“‘Eternals’ was planned to be released soon after ‘Endgame,’ and not at a time when everyone is having an existential crisis,” Zhao told Empire magazine. “The film itself is about existential crisis, both for humanity and God. So I think we definitely felt it was coming.”
The gulf between critics and audiences on “Eternals” didn’t necessarily affect its box office: Even in the pandemic, it still earned more than $400 million at the box office. (On Rotten Tomatoes, it has a chilly 47 percent rating from critics versus a much warmer 78 percent rating from audiences.)
Yet Zhao remained unfazed by the critical reception of the mythological ensemble superhero film, starring Angelina Jolie, Gemma Chan, Richard Madden, Salma Hayek, Kumail Nanjiani, and more.
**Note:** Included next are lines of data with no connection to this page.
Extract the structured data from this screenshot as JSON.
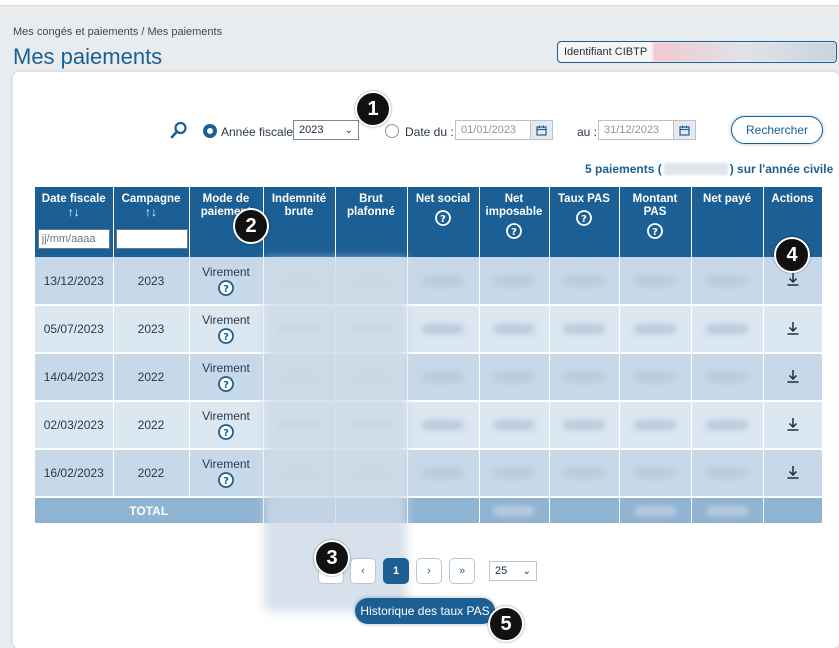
{
  "breadcrumb": "Mes congés et paiements / Mes paiements",
  "page_title": "Mes paiements",
  "cibtp": {
    "label": "Identifiant CIBTP"
  },
  "filters": {
    "annee_label": "Année fiscale",
    "year_value": "2023",
    "date_label": "Date du :",
    "date_from": "01/01/2023",
    "au_label": "au :",
    "date_to": "31/12/2023",
    "search_button": "Rechercher"
  },
  "summary": {
    "prefix": "5 paiements (",
    "suffix": ") sur l'année civile"
  },
  "table": {
    "headers": {
      "date_fiscale": "Date fiscale",
      "campagne": "Campagne",
      "mode": "Mode de paiement",
      "indemnite": "Indemnité brute",
      "brut": "Brut plafonné",
      "net_social": "Net social",
      "net_imposable": "Net imposable",
      "taux_pas": "Taux PAS",
      "montant_pas": "Montant PAS",
      "net_paye": "Net payé",
      "actions": "Actions"
    },
    "date_filter_placeholder": "jj/mm/aaaa",
    "rows": [
      {
        "date": "13/12/2023",
        "campagne": "2023",
        "mode": "Virement"
      },
      {
        "date": "05/07/2023",
        "campagne": "2023",
        "mode": "Virement"
      },
      {
        "date": "14/04/2023",
        "campagne": "2022",
        "mode": "Virement"
      },
      {
        "date": "02/03/2023",
        "campagne": "2022",
        "mode": "Virement"
      },
      {
        "date": "16/02/2023",
        "campagne": "2022",
        "mode": "Virement"
      }
    ],
    "total_label": "TOTAL"
  },
  "pagination": {
    "first": "‹",
    "prev": "‹",
    "current": "1",
    "next": "›",
    "last": "»",
    "page_size": "25"
  },
  "history_button": "Historique des taux PAS",
  "markers": [
    "1",
    "2",
    "3",
    "4",
    "5"
  ],
  "colors": {
    "primary": "#1b5f94",
    "row_odd": "#c7d9e8",
    "row_even": "#dbe7f1",
    "total_row": "#8fb3d2"
  },
  "icons": {
    "search": "search-icon",
    "calendar": "calendar-icon",
    "help": "help-icon",
    "download": "download-icon",
    "sort": "sort-icon"
  }
}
For many, the ensemble was just too sprawling, with many a clunky backstory and tangled plot twist. (Not to mention a first-of-its-kind Marvel sex scene that left some viewers unstimulated.)
“I think the need for consensus is a hindrance for any authentic creative process, just like it’s a hindrance for living an authentic life as a person,” Zhao continued. “I have been on the receiving end of somewhat consensus, and divisiveness about my work. Neither of them has any real influence on me as an artist, because every time I’m lucky enough to create, I learn from the process. From what I’ve succeeded [at], and what I’ve failed [at]. But that learning process is a very intimate affair. Anything beyond that, for me, it’s just a part of the ecosystem that exists because of the nature of the industry we’re in. Like a flower or a rock, I acknowledge and appreciate their presence. But that’s as far as it goes.”
“Eternals” marked Zhao’s first foray into the world of studio filmmaking, but certainly not her last, as she is next set to take on a “Dracula” monster movie for Universal Pictures.
Zhao added, “So I completely understand the divisiveness coming from critics and the fans. Because when you take this to extremes that are seen as opposition — the world I come from and the world of Marvel, that has been divided in a way that’s so unfair and unfortunate – and to merge the way we did, I actually see the reaction as a testament to how much we had merged with each other, how uncomfortable that might make people feel…The truth is that nobody is one layer. In this case, we truly stepped out of the box that I think the world put us in, and met in the middle because of our shared interests. And by truly doing that, it made a lot of people uncomfortable on both sides.”
The “Nomadland” filmmaker explained that she understands why people “need to put order into things,” and how “Eternals,” for many casual viewers and Marvel fans alike, defied that order. And some may also have been thrown off by Zhao’s veer into tentpole-making after quiet indies “The Rider” and “Nomadland.”
“It is not about us, it is about them. And I say that lovingly, because they have a level of comfort [with] how their entertainment and their world – their beloved Marvel, or their beloved indie filmmaker – functions,” Zhao said. “That’s the order of the logic of their world that’s being disturbed. So I appreciate their passion, to try to make sense of it.”
Zhao previously told IndieWire that the assumption that creative control on “Eternals” was entirely in the hands of Marvel was false.
“From day one, Marvel said, ‘Here are the tools we use. We need your version. We don’t want three different movies, we want your movie,’” Zhao said. “They would be there to help me because I’ve never used these tools.”
Like Zhao told her star-studded cast, she similarly approached the Marvel collaboration with the same sentiment: “I very much said, ‘Here are the edges, here is the sandbox, play inside and please show me who the characters are.'”